Three years later, the care the couple have put into every detail of the restoration is difficult to imagine but easy to see. The original structure dates from 1850 and was added to, over time, with an extended family in mind. "The story goes," O'Connell says, "there was a Civil War widow in the family, so they added rooms for her—but lived as one family." During the Great Depression, the house was fully divided into two residences and a second kitchen was added. When Sexton and O'Connell first walked through the front door, they were greeted by a wall with two doors dividing the house in half. Each residence had dining and living rooms and separate staircases leading upstairs.
They started their renovation by tearing out the wall and restoring the home's original staircase. On one side of the first floor they created formal dining and sitting rooms; on the other, they removed a divider to create a large informal parlor. Both kitchens were retiled, and they installed a Viking stove and new appliances in the larger of the two. The tiny, original kitchen was transformed into a "butler's pantry" for their guests.
Upstairs, six bedrooms provide ample space for guests and a studio for Sexton. The couple regularly invite fellow travelers to come for dinner or to stay the weekend. This spirit of welcome is extended to travelers they haven't yet met. "This is my third summer doing AirBnB," Sexton says, " and I just love it." He often invites his AirBnB guests to dinner or to sit and talk in his favorite spot—the elevated farmer's porch overlooking the yard and street. "I've made some really great friendships through AirBnB," Sexton says.
The House That Became a Home
And the house they left behind in Nicaragua? With sadness, Sexton and O'Connell realized they had to let it go. Six months after putting it on the market, they received a letter telling another story of construction—this one ruined by heartbreak. It was from a couple who had built a large family compound in California and then lost five members of their family in a car accident. "We need your house," the couple wrote, "we just need to sit on that beach, look over those crashing waves and be quiet." Sexton and O'Connell realized all their hard work hadn't been for naught. "It made us feel so good that the house was being appreciated and loved as we had loved it," Sexton says. They still regularly receive letters from the home's new owners, describing how integral the house, and its incredible location, have become to their healing process.
For their part: O'Connell and Sexton have realized the tiny, historic hamlet of Hillsdale is much more than just a rest stop. Everything they need, a general store, a post office, four restaurants and even an ice cream parlor, is within walking distance.
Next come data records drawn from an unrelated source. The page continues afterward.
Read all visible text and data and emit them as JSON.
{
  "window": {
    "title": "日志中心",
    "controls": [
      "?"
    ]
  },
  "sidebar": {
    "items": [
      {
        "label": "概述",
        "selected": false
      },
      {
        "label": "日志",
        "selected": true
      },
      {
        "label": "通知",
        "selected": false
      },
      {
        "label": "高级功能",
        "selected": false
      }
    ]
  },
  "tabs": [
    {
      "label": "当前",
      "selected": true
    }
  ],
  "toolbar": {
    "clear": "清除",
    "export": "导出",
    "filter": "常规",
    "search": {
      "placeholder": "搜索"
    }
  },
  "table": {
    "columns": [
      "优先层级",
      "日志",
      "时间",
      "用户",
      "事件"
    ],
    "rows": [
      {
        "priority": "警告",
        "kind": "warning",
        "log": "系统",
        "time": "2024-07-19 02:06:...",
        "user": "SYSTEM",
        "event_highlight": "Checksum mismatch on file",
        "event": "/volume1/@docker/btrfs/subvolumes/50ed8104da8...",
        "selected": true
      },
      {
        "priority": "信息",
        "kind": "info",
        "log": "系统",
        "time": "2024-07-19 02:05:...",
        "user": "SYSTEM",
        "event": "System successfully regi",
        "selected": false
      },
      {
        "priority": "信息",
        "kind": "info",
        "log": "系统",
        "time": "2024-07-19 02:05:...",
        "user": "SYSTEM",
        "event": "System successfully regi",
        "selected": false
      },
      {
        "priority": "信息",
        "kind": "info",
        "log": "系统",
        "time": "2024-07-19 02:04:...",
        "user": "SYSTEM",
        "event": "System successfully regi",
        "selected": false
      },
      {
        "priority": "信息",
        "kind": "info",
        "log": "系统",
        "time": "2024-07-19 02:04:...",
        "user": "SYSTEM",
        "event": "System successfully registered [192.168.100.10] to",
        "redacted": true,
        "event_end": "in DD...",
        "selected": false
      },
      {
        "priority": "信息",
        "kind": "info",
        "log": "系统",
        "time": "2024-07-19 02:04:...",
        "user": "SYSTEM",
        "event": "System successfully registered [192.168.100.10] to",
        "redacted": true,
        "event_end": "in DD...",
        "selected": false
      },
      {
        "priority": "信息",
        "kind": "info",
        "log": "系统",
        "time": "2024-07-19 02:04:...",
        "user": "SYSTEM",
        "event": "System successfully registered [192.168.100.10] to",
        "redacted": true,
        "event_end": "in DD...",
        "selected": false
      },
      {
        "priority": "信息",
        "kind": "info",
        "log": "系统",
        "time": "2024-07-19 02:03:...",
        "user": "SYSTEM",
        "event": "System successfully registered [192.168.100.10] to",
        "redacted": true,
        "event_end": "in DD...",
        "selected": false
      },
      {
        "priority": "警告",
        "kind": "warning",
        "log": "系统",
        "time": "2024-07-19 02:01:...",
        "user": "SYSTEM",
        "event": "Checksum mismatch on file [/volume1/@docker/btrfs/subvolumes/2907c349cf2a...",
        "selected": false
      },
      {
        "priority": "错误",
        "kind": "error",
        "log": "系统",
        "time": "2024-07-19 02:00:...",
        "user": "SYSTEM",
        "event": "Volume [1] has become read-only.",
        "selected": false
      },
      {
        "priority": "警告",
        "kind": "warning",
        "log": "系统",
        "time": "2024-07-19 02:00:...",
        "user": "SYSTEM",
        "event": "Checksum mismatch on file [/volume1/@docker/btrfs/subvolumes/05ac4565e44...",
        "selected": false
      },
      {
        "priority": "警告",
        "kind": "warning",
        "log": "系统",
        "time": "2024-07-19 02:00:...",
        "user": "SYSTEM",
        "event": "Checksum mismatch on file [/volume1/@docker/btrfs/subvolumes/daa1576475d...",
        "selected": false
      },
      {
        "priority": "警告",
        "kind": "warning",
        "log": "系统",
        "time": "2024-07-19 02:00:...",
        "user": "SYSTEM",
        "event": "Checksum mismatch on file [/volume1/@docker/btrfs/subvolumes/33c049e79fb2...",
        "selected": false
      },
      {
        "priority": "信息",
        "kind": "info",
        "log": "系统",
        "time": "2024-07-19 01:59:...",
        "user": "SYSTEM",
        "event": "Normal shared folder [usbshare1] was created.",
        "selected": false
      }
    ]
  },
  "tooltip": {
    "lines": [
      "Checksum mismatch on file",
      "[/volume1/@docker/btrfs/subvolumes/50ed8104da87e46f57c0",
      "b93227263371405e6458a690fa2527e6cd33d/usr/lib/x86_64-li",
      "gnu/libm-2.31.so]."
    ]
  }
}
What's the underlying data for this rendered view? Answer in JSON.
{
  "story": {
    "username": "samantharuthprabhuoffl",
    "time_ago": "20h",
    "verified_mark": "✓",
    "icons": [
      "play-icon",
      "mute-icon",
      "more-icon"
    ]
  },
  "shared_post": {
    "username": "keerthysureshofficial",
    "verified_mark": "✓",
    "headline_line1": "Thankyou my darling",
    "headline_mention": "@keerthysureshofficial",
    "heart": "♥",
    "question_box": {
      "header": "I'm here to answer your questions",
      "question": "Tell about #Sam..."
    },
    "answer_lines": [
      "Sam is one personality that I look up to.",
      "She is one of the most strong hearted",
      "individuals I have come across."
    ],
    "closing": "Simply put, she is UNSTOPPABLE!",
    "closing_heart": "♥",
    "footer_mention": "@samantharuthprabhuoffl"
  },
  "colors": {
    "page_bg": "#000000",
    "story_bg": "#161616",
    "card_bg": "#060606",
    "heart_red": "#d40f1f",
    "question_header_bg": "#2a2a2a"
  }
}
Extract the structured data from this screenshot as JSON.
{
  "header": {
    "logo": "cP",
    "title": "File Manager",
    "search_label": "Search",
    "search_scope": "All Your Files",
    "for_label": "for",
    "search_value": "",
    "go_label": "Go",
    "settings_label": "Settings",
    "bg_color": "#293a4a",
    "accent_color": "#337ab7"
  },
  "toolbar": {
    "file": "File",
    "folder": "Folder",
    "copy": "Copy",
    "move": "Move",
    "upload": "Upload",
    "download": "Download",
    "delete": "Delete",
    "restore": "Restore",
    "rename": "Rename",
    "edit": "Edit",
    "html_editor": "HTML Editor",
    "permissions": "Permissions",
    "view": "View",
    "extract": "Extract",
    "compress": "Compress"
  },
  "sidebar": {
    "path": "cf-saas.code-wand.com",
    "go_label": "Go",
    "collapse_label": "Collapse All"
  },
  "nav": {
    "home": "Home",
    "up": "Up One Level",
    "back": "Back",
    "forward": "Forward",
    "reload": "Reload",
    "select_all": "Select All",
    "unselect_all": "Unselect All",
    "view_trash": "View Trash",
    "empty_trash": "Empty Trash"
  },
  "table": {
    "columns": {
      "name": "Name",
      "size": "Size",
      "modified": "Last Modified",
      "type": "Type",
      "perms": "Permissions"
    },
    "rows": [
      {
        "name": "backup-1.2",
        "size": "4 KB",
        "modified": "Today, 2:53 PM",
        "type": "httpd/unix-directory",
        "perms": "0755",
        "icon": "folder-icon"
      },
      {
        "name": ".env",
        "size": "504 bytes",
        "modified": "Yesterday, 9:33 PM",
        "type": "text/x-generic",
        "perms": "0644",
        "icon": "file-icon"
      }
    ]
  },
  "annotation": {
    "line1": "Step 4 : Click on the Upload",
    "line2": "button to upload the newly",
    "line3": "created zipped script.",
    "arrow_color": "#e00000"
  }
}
They love the town's mix of city and country folk and the different generations present. Their "open door policy" has made the house a gathering spot for neighbors, friends close and far, and their families.
This fall, Sexton is planning a walking tour of Kashmir. O'Connell is eschewing the National Park gigs for now; he's enjoying summer in Hillsdale too much to leave. However, in the winter they're off to South Africa. No doubt they'll enjoy themselves: Making new friends and discovering new landscapes, taking everything they encounter—whether good or challenging—as another leg in their long journey. But when they begin their return, it will be happily. "I love to travel the world but I always get excited about coming back here," Sexton tells me. "It's not just this house, we really feel like we are a part of the community. Hillsdale has really become home."